The Unwritten: Tommy Taylor and the Ship That Sank Twice
Mike Carey/Peter Gross/Kurt Huggins/Zelda Devon
This is Tommy Taylor's origin story, which Vertigo describes as a prequel to the series The Unwritten. It came out over a year ago, but just came out in paperback, so I'm catching up to it in a somewhat timely way. Technically it really is a prequel: it tells the story of how writer Wilson Taylor hatched a master plan to conceive a son and a literary character simultaneously. This has been hinted at and revealed in bits and pieces in the main series, but the whole thing is laid out here. Parallel stories depict the adventures of child wizard Tommy Taylor (in Wilson Taylor's first book Tommy Taylor and the Ship That Sank Twice) and the birth and early childhood of Tom Taylor, including the family's role in the marketing of the series of books that became an immediate sensation.
The story opens with Wilson trying out approaches to the series. He understands the power of literary templates, and sets out deliberately to tap into the "boy wizard" archetype that has been popular in recent stories (hard to avoid thinking of Harry Potter here, but Taylor mentions Narnia, Lord of the Rings, Superman, and "all their bastard offspring.") Wilson meets with a publisher when he has some finished chapters. He's convinced that his story can attract a far broader audience than the niche fantasy market.
The completed chapters at this point have already set up the core of the boy wizard story. His parents, wizards Sebastian and Leona Taylor, have set their infant child adrift to save him from a shipwreck. He arrives on land safely via the giant whale Leviathan, and is placed in the care of the master of the Tulkinghorn Magic Academy. Tommy grows up working in the kitchen, unaware of his background. But when the ancient vampire Count Ambrosio arrives--after the wizards have raised the ship that sank with the Taylors aboard--who he is becomes the key not only to his destiny, but to the salvation of the town and the entire magical community.
Meanwhile Wilson has sent Tom's mother away (complete with a separation agreement that bars her from seeing him again) and taken up with the boy's governess.
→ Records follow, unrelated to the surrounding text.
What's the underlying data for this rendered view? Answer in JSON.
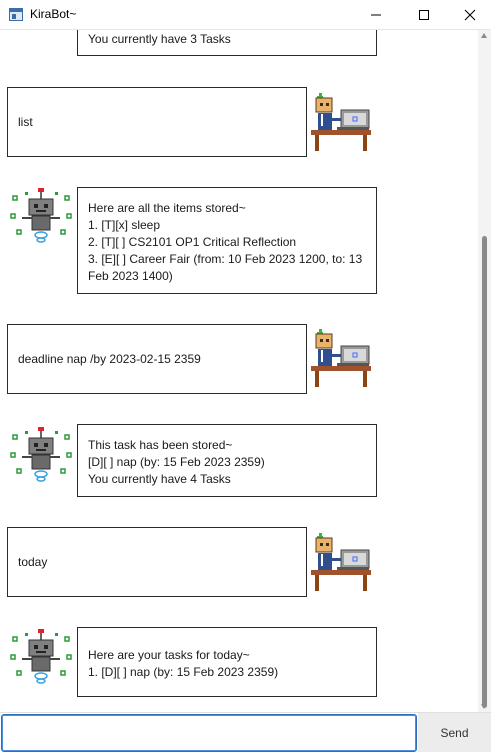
{
  "window": {
    "title": "KiraBot~",
    "minimize_icon": "minimize-icon",
    "maximize_icon": "maximize-icon",
    "close_icon": "close-icon"
  },
  "messages": [
    {
      "sender": "bot",
      "lines": [
        "You currently have 3 Tasks"
      ]
    },
    {
      "sender": "user",
      "lines": [
        "list"
      ]
    },
    {
      "sender": "bot",
      "lines": [
        "Here are all the items stored~",
        "1. [T][x] sleep",
        "2. [T][ ] CS2101 OP1 Critical Reflection",
        "3. [E][ ] Career Fair (from: 10 Feb 2023 1200, to: 13 Feb 2023 1400)"
      ]
    },
    {
      "sender": "user",
      "lines": [
        "deadline nap /by 2023-02-15 2359"
      ]
    },
    {
      "sender": "bot",
      "lines": [
        "This task has been stored~",
        "[D][ ] nap (by: 15 Feb 2023 2359)",
        "You currently have 4 Tasks"
      ]
    },
    {
      "sender": "user",
      "lines": [
        "today"
      ]
    },
    {
      "sender": "bot",
      "lines": [
        "Here are your tasks for today~",
        "1. [D][ ] nap (by: 15 Feb 2023 2359)"
      ]
    }
  ],
  "avatars": {
    "user": "user-at-desk-icon",
    "bot": "robot-icon"
  },
  "input": {
    "value": "",
    "placeholder": ""
  },
  "send_button": {
    "label": "Send"
  },
  "colors": {
    "border": "#2b2b2b",
    "input_focus": "#2c6fbf",
    "send_bg": "#ececec",
    "desk": "#a0522d",
    "robot_body": "#7f7f7f"
  }
}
He knows what he's doing to his son is monstrous, and can only hope for understanding (and perhaps forgiveness) one day. Which does not stop him from using the boy to promote the books, right from early infancy.
So all of the questions about Tommy's parentage and early life are definitively answered. But the bulk of the story is the part telling the fictional origin of the boy wizard. It's far more entertaining. But at the very end the appearance of the winged cat Mingus calls the division between fiction and reality into question.
Finally, a word about the art. Co-Creator Peter Gross is credited with Layouts for the whole book. He and six other artists did finishes, and five artists get credit for colors. Sounds like it could be a visual patchwork, but in fact it looks quite consistent. Judging by the sample process page in the back, Gross's layouts were detailed enough to guide the storytelling despite the many hands involved.